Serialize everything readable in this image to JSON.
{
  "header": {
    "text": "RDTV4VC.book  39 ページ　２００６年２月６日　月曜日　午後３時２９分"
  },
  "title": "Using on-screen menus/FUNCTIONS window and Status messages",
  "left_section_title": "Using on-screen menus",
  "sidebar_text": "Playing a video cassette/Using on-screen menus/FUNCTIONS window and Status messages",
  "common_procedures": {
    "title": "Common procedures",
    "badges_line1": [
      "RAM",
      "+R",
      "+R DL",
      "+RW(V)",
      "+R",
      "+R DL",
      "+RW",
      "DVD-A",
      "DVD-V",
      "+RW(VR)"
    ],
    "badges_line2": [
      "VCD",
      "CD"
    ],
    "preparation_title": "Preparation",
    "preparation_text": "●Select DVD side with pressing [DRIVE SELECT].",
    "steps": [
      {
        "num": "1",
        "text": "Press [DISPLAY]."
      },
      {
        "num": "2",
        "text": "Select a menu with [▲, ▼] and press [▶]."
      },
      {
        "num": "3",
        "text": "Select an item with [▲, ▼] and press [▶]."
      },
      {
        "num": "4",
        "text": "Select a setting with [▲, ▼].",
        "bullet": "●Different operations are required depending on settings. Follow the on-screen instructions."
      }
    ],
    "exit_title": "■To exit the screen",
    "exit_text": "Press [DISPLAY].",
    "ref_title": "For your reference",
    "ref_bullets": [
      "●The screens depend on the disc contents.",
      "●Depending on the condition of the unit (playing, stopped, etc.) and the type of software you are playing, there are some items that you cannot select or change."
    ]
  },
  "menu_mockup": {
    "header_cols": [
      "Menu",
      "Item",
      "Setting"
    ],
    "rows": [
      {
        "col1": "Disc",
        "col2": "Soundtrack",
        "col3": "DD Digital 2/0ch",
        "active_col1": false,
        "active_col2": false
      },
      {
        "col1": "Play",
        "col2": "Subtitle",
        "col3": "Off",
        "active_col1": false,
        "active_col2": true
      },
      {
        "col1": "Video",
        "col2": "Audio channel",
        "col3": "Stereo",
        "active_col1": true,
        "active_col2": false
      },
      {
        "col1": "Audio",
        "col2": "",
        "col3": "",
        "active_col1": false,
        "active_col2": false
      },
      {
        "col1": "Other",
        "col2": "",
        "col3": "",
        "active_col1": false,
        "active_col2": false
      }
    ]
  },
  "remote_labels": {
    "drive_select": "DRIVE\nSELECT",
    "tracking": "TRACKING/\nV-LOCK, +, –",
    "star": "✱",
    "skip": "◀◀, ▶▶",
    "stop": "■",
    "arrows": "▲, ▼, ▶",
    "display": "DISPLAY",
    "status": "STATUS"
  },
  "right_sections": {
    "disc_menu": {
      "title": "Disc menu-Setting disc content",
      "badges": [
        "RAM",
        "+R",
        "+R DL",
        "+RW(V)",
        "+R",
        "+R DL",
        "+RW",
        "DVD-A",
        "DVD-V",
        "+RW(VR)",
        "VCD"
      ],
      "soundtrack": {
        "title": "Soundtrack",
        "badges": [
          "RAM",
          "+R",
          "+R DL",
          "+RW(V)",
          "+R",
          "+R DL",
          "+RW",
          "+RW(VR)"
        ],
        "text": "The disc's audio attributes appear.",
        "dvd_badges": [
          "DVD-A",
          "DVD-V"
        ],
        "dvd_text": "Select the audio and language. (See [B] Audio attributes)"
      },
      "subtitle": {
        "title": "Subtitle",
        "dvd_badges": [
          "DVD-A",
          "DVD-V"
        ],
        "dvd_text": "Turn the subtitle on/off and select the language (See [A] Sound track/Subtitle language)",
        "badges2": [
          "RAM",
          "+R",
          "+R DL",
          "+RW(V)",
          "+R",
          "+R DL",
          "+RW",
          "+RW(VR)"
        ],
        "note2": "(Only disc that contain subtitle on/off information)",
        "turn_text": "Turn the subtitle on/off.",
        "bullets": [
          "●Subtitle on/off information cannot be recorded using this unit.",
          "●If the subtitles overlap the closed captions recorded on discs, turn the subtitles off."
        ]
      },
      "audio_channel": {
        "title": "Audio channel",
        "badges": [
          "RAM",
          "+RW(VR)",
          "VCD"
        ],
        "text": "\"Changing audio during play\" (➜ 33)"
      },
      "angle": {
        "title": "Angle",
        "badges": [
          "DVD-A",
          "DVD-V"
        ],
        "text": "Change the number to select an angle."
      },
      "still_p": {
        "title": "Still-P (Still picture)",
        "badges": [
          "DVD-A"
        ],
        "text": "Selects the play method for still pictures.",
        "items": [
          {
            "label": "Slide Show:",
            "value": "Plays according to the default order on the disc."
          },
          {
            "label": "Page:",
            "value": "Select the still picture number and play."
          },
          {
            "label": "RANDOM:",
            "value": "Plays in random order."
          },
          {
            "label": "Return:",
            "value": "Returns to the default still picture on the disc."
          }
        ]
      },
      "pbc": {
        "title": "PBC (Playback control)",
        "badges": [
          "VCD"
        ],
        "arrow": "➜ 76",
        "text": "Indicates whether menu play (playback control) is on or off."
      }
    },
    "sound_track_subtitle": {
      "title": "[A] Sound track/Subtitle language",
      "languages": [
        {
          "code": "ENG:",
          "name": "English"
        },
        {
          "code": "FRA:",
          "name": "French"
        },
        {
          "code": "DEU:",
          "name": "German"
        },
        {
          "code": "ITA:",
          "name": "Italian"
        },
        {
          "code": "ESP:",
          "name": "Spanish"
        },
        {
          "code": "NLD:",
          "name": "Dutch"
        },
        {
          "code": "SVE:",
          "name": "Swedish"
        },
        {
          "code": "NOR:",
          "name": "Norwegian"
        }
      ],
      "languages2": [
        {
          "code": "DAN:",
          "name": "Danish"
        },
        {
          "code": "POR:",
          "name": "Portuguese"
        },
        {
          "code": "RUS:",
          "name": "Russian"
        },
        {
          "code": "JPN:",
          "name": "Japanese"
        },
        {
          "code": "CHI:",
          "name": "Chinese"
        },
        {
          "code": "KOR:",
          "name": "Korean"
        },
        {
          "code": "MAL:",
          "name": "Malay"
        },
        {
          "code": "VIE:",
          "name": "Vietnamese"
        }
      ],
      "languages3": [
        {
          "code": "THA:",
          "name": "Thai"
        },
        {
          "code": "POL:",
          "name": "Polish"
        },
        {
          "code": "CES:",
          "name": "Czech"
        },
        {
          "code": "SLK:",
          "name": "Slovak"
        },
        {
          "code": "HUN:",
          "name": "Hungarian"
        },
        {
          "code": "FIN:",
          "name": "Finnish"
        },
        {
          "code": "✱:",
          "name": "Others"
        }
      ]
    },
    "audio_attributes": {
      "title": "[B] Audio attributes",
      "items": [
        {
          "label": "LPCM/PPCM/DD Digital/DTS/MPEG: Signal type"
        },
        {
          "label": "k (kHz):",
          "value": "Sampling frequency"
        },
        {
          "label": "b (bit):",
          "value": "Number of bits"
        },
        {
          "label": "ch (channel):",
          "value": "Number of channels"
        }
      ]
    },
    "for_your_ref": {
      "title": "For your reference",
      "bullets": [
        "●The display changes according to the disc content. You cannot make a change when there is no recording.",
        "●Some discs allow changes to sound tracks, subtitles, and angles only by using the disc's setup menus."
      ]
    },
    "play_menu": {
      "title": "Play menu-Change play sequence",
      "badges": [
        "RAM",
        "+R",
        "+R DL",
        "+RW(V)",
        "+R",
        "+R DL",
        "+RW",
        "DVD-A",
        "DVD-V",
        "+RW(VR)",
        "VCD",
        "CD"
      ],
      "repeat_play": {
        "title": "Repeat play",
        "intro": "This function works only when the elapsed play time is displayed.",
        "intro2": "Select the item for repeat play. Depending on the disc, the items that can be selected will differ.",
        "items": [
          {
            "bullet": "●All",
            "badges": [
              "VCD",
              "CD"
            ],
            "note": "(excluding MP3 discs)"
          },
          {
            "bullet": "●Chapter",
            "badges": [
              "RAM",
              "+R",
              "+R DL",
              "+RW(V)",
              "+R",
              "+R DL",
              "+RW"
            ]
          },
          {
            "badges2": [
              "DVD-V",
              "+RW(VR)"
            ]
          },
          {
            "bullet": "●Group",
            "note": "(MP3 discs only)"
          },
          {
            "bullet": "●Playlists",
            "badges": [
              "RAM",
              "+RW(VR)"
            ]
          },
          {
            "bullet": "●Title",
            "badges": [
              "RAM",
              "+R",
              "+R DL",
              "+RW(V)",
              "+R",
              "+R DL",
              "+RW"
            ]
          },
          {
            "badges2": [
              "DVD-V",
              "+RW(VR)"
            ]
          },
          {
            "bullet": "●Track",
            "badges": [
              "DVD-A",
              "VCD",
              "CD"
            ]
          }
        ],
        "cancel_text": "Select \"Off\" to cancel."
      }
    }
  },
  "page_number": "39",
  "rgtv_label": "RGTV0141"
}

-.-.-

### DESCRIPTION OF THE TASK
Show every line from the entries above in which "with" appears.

### FINAL ANSWER
    "preparation_text": "●Select DVD side with pressing [DRIVE SELECT].",
        "text": "Select a menu with [▲, ▼] and press [▶]."
        "text": "Select an item with [▲, ▼] and press [▶]."
        "text": "Select a setting with [▲, ▼].",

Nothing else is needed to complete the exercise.